Tonight’s programme from Tafelmusik was the first of their season-ending concerts at Koerner Hall. We heard Beethoven’s violin concerto & the Pastorale symphony.
Thinking about moustaches & tears earlier this week, it felt serendipitous to be studying the same sort of phenomenon tonight. Both the guy sitting next to me and I were fascinated to watch a child so moved by the Beethoven that they danced around in their seat, at times resembling a ping-pong ball boing boing boing-ing, first left, then right, then left, and so on, from one parent to the other and back and forth with the energy only a child high on Beethoven can muster.
Tafelmusik always strikes me as a kind of phenomenological laboratory, wherein we explore the creation of the music they are presenting.
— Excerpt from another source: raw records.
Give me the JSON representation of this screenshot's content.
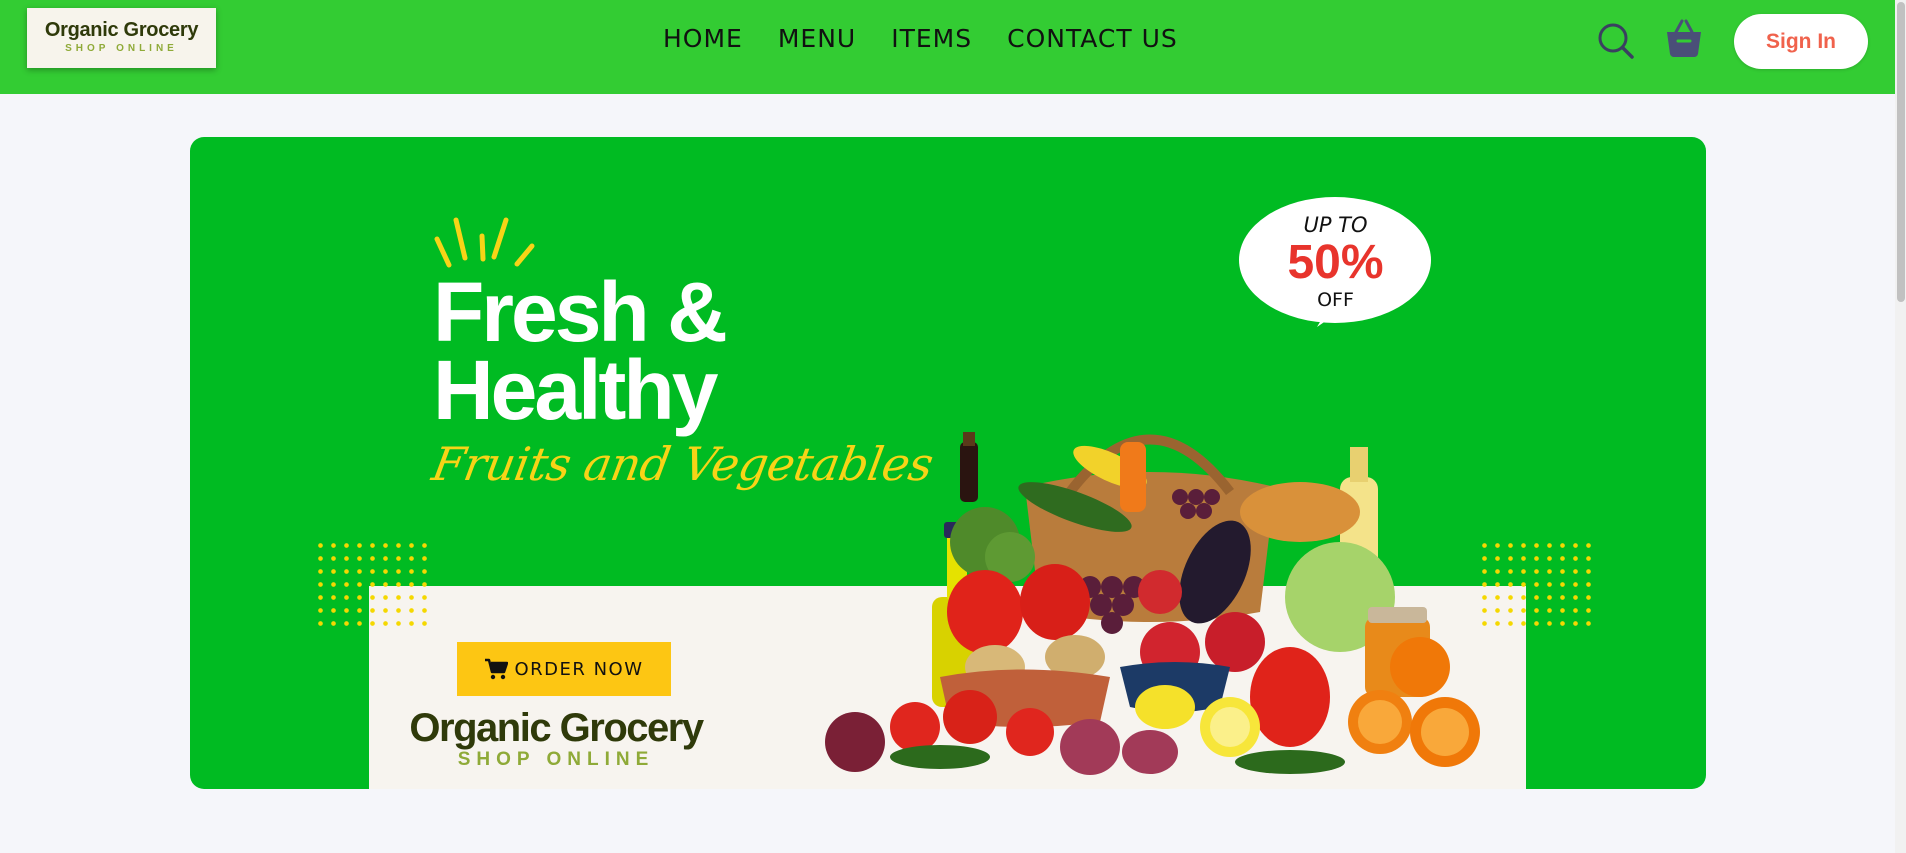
{
  "header": {
    "logo_title": "Organic Grocery",
    "logo_subtitle": "SHOP ONLINE",
    "nav": [
      "HOME",
      "MENU",
      "ITEMS",
      "CONTACT US"
    ],
    "search_icon": "search-icon",
    "cart_icon": "basket-icon",
    "sign_in": "Sign In"
  },
  "banner": {
    "headline": "Fresh &",
    "headline_2": "Healthy",
    "tagline": "Fruits and Vegetables",
    "promo_prefix": "UP TO",
    "promo_value": "50%",
    "promo_suffix": "OFF",
    "order_button": "ORDER NOW",
    "brand_title": "Organic Grocery",
    "brand_subtitle": "SHOP ONLINE"
  },
  "colors": {
    "header_bg": "#33cc33",
    "banner_bg": "#00bb22",
    "accent_yellow": "#fdc613",
    "promo_red": "#e8342c",
    "sign_in_text": "#f0624c",
    "brand_dark": "#2f3a0a",
    "brand_olive": "#8faa38"
  }
}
To hear Beethoven played on their more natural instruments isn’t quite as perfect as what you’d hear from the modern instruments of –say—the Toronto Symphony or the Canadian Opera Company Orchestra—because of the riskier sounds produced in those old-style instruments. And so I feel we’re brought into the presence of Beethoven as he was, the new & dangerous composer, that radical of the early 19th century. Sure, it sounds a bit ludicrous to say, when these compositions are over 200 years old, but we become blasé hearing perfect performances on the modern instruments with valves and metal strings, not recognizing how daring these works were when they burst upon the world. To hear this orchestra risk so much in performance? That brings Beethoven to life like nothing else I’ve ever encountered.
Okay, so that’s the usual laboratory for me, hearing Beethoven or Mozart as if from first principles. But in addition we were presented with a miniature psychological experiment that echoed some of what I wrote about a few days ago. This time it wasn’t a question of weeping (although I was momentarily blind-sided by tears watching the child bouncing around), but joyous phenomena:
Think about it. These are all the things we suppress in a classical concert, as though we were checking our humanity at the door, hung up with our coats & scarves. And so of course, the parental units were not entirely amused, although I was mightily impressed with how they handled their little firecracker, who looked to be 6 or 7 years old. I wanted to surrender myself, wanting to applaud after the first movement –the way any normal person would have applauded in 1805—and indeed after the wonderful cadenza, again as any normal person would have done, back in the day. We’ve had our spontaneity curtailed by the conventions we now agree to in 2018, although had this been a rock concert? I think the woo hoos would have erupted spontaneously.
I’m going to see this program again on the weekend.
First we watched Elisa Citterio play the Beethoven Violin Concerto.
Is this the best of all the violin concerti? Maybe not. But it is my favourite because it has such drama, appearing out of the slow plodding figure in the timpani, a sweet slow melody with great passion, energies held in check but explosive under the surface. The cadenza that Citterio created was every bit as profound as the movement from which it emerged, including a wonderful statement of the main theme in a contrapuntal creation back and forth between two adjacent strings. As I said, I wanted to applaud the cadenza, and again at the end of the movement. Only in the third movement –when the child started to dance—did the passion find legs. Conductor Bruno Weil gave us a wonderful series of tempi, always keeping things moving, with spirit yet always eloquent. My one discouraging word would be that Citterio’s matching cadenza for the third movement was probably too long & fraught. My opinion? Perhaps, but the child stopped dancing, stopped cold by all this ambivalence & chromaticism in a movement that is mostly diatonic. Indeed I’d say that’s the concerto’s real dramaturgy: that it tortures us with chromaticism for the first movement, gradually emerging into the clear air of the diatonic particularly in the last movement. To insert all that angst in the last movement? Out of context, I feel. Movement One is perhaps like Chekhov or Pinter, but movement three? Not so dark or complex. Even so the concerto is magnificent, the performance a watershed for Tafelmusik working with their new Music Director. The smiles! those erupted from faces all through the orchestra.
After the interval came the 6th Symphony, another beautiful performance from Tafelmusik. I went looking for what I wrote about their complete symphony recording that I reviewed a few months ago, conducted by Bruno Weil.
Weil does not suppress one part to help bring out another. What’s daring and new for me in these recordings is that I can hear every little part. I can’t help thinking that this is what Beethoven must have sounded like in his first appearance: that is, in the performances before conductors started regularly “interpreting” symphonies in particular ways (aka distorting and changing the music). (review)
So too tonight, especially in the third movement, when Weil allowed all the various voices to have their turn without picking one to be the “melody”. It’s fabulous. I can’t help thinking it might be closer to what Beethoven created in his own time, before conductors started “interpreting”, aka distorting the music.
And at the end I was shaken thinking about this hymn to nature and ecology, wondering if the shepherd who celebrates the Earth’s renewal in the last movement could have imagined climate change & whales choking on plastic. Is there a possibility for the planet’s renewal or are we in a death spiral? Listening to this lovingly presented antique, namely the careful performance from Tafelmusik & Weil, it’s especially poignant.
I recommend you go hear this concert if you can. I’m going again on the weekend.